Home Stability Support would create a statewide, primarily state- and federally-funded rental subsidy program designed to keep people in their homes and out of shelter.
It recognizes the State’s responsibility in providing rental assistance and provides an option to local governments to go even farther in their own efforts. And I will tell you right now, rest assured New York City will do its share if this initiative is passed.
I look forward to working with all of you and Assemblyman Hevesi to ensure the final product is one that can have an immediate impact on people’s lives while not imposing an unfunded mandate on local governments.
Now I want to turn for a moment to the Memorandum of Understanding on housing that would unlock $2 billion in housing funding authorized in last year’s State budget.
Housing is the single biggest expense for our residents and we welcome additional affordable homes financed by the State as we continue to work together to meet the needs of so many New Yorkers who are one paycheck away from not being able to afford their rent or their mortgage.
Negotiating and signing the MOU is also critical because it would facilitate the production of supportive housing units that offer residents an apartment and services to keep their lives on track and help us to fundamentally address the problem of homelessness.
My administration announced a commitment to fund 15,000 apartments for supportive housing over the next 15 years – the largest commitment ever made by the City of New York. We’ve budgeted the necessary resources and our first 550 apartments will be available this year for people in need. Over the next five years, New York City will produce 4,000 apartments that will address the needs of our most vulnerable residents and have a direct impact on reducing our shelter population.
But we have a related concern when it comes to public housing. While the City has made a very substantial commitment to capital improvements for public housing, as I mentioned $1 billion committed to fix the roofs in over 700 buildings. The current total from the State falls short and we ask your assistance in providing help to the 400,000 people who live in public housing. I want to thank Speaker Carl Heastie and the Assembly Democratic Conference to add to that funding.
As I wrap up, I want to underscore the importance of partnering with you and with all community leaders to address the housing crisis.
As I said, in February, I will present a comprehensive vision related to homelessness. And one thing that we will do as part of that vision address a concern that many of you have raised about community notification. We will include a notification process for you and for community leaders that will be implemented immediately upon the announcement next month.

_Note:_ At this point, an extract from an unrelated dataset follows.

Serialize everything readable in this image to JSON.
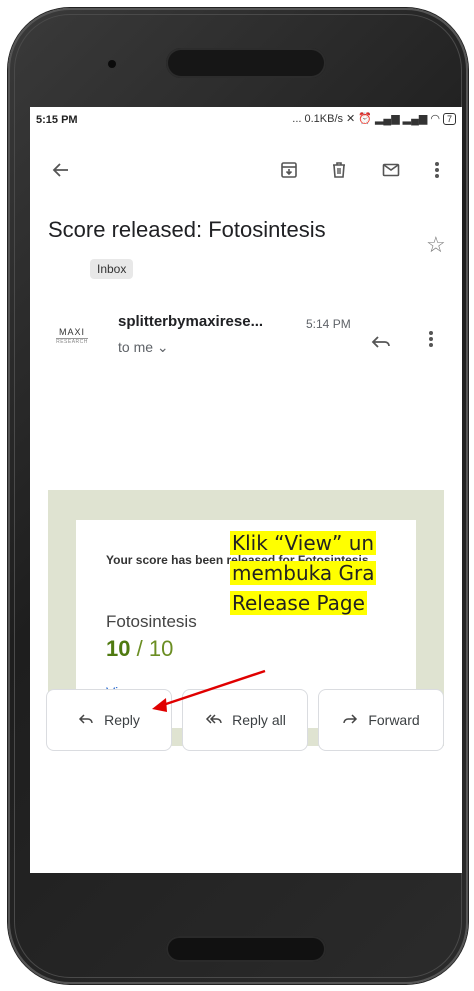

And post-notification, we will proceed with meaningful community engagement, one that facilitates dialogue between City officials, elected officials, and community leaders ensuring there’s a clear framework and timeline for any shelter opening, and making sure that we’re connecting shelter residents to their schools, jobs, and community supports while addressing the concerns of neighborhood residents at the same time.
I want to conclude my testimony by reflecting on how much of our work – all of our work is happening under clouds of uncertainty. Under the new administration in Washington, we all must live with the possibility that many things will change and very much in unexpected ways. I think the events of the last 48 hours certainly illustrate that.
I can assure everyone that no matter what happens in Washington, New York City will do its part to remain a growing and vibrant economic anchor for our region and our state. But in the face of unprecedented uncertainty from the federal level, your partnership is more important than ever. Now more than ever, it’s important to remember a simple truth in terms of the relationship between New York City and New York State, we are all in this together.
Thank you, Chairs, for the opportunity to be here.